Vintage Road Test: How Tough Was the 1966 Chevrolet Chevelle SS396?
"Of all the things the SS396 should be, it is competitive at the drags," he wrote. He put the car on the track without the magazine's typical strip tune-up, save for a tweak to the Holley four-barrelódisassembly of the vacuum diaphragm housingóto get the secondaries to open sooner.
The day was cool and the car faced a 30-mph headwind. The Uniroyal Tiger Paws didn't get much bite, and the car initially ran 16.30 at 86 mph. "Since traction seemed the major problem, we thought a few of the match racer tricks might be of some help," he said. "So the tires were burned through puddles of bleach for super cleaning, and some liquid traction compound painted on. This done, the machine recorded a better 15.70 e.t. at 92 mph. We realized that without the benefit of adequate dragging skins and a proper collector system, you can't expect miracles, but the wind and cold track had something to do with it, too."

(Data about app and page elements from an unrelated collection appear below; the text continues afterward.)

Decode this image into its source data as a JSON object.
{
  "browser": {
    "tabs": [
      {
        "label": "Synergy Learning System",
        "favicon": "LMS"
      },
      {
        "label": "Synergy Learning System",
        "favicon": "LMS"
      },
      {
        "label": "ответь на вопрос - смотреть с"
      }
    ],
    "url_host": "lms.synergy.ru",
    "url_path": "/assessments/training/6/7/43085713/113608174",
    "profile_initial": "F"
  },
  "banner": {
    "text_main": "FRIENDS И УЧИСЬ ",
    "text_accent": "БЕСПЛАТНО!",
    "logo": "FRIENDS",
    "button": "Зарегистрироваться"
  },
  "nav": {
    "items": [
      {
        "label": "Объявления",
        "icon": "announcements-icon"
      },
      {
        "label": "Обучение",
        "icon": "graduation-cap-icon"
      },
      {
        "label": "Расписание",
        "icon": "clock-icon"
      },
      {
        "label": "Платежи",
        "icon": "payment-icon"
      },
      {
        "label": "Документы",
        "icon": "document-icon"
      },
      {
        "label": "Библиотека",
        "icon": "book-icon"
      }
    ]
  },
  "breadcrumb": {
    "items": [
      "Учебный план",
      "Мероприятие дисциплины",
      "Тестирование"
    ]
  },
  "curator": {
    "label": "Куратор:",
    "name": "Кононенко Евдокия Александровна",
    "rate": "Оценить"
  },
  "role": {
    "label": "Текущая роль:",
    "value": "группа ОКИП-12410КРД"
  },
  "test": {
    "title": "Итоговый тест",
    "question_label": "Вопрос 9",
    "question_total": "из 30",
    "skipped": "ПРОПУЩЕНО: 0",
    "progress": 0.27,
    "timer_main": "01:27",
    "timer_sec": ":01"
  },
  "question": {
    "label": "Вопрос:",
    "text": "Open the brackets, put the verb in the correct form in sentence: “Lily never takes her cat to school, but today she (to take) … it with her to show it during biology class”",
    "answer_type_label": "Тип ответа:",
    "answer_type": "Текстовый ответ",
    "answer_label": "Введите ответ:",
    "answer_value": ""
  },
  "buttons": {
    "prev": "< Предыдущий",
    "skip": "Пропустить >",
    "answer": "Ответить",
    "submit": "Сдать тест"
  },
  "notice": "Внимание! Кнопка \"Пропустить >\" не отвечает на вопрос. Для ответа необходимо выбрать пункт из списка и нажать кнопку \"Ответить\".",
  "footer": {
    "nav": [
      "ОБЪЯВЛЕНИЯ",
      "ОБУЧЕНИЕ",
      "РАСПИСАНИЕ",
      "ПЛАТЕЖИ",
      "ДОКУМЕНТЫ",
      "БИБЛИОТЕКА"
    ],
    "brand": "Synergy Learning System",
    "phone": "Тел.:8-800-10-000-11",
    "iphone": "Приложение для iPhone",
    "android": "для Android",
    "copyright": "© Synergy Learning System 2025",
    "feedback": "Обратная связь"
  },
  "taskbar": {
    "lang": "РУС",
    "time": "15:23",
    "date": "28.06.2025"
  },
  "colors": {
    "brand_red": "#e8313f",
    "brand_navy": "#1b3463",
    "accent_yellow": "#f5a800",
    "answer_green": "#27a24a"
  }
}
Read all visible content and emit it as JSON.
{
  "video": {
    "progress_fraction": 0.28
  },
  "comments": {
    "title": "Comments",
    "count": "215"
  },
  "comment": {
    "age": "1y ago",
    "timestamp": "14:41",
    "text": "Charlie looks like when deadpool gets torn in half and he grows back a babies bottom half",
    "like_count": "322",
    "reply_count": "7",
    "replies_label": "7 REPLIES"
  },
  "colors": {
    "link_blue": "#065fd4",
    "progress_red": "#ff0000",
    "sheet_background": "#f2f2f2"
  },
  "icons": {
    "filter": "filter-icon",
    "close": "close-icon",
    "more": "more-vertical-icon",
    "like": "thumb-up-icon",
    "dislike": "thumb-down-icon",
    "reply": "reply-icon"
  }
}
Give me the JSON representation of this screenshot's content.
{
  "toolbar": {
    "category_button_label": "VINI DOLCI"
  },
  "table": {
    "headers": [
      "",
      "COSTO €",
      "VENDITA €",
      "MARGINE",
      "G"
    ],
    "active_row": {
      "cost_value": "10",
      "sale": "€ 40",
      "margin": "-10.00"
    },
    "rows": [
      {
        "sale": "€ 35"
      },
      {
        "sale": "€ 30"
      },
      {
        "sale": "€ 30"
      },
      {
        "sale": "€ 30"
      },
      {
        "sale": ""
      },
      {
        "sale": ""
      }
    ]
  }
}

The "without adequate dragging skins" comment is interesting because we found an outtake (seen here) of the Chevelle's trunk full of the aforementioned bleach, traction compound, and a pair of Casler slicks. Maybe they didn't fit. Maybe Dahlquist ran out of time. Not sure.
But he also noted that at the track that day was "a '65 Chevelle SS with 375 hp, NASCAR Holley, slicks, and who knows what else, that wasn't going more than a second quicker."
So conditions were definitely an issue.
He summed up the Chevelle by calling it "the type of vehicle we hated to part with. It has just the right measures of ride-handling and acceleration that would make it the nuts for all kinds of driving, especially long trips. It's a fun car for today's dull traffic, and if it helps relieve the tedium of travel, you can't ask much more."